[Stored data]
Segment Open
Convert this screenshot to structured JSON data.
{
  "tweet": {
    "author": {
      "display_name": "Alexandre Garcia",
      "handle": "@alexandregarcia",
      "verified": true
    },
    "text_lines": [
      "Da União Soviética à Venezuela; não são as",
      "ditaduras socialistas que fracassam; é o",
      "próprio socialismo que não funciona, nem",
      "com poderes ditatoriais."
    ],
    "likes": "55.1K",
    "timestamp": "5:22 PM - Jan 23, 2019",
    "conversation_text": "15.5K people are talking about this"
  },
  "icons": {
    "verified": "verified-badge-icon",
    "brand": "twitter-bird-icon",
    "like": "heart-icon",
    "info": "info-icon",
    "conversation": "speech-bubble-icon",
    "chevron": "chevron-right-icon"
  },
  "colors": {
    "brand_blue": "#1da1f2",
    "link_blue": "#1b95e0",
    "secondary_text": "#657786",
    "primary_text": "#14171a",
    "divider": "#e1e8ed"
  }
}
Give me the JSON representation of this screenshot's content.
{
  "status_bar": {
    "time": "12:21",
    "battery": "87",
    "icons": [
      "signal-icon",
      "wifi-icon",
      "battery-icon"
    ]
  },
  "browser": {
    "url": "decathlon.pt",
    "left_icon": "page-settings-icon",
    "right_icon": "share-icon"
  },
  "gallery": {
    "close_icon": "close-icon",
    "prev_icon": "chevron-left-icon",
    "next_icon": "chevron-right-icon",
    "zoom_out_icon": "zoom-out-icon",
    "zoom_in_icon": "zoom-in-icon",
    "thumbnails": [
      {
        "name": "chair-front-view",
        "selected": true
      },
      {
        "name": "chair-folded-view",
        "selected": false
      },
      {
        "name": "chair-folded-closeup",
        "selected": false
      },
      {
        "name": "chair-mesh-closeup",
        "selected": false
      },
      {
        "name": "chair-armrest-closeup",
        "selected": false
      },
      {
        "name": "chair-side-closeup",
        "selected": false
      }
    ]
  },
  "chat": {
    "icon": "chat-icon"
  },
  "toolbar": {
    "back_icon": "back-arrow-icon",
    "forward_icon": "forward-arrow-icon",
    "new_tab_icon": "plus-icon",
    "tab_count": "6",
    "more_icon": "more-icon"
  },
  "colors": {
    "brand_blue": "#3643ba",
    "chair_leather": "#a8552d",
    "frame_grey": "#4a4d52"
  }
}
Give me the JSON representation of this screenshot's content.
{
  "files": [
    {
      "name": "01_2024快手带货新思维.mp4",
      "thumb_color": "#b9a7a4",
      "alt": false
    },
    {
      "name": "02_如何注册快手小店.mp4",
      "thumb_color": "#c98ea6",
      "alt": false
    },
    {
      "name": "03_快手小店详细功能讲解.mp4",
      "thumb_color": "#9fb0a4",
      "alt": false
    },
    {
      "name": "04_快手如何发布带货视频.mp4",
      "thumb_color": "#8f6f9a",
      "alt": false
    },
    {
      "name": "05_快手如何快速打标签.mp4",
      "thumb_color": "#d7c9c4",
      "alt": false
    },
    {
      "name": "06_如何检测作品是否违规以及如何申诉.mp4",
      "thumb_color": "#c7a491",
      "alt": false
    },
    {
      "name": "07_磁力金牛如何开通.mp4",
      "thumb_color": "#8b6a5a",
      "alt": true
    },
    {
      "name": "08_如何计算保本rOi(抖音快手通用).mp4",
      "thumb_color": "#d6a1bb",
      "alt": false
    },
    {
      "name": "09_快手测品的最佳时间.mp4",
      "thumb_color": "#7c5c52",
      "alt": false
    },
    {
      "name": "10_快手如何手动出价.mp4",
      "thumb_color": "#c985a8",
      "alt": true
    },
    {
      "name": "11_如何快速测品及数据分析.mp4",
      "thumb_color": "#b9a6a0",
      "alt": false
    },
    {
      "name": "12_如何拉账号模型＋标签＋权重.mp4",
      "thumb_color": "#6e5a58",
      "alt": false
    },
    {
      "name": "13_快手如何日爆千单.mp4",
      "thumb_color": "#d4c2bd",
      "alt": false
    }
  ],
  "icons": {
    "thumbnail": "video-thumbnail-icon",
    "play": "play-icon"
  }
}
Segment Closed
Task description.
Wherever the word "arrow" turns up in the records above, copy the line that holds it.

Answer for this exercise.
    "back_icon": "back-arrow-icon",
    "forward_icon": "forward-arrow-icon",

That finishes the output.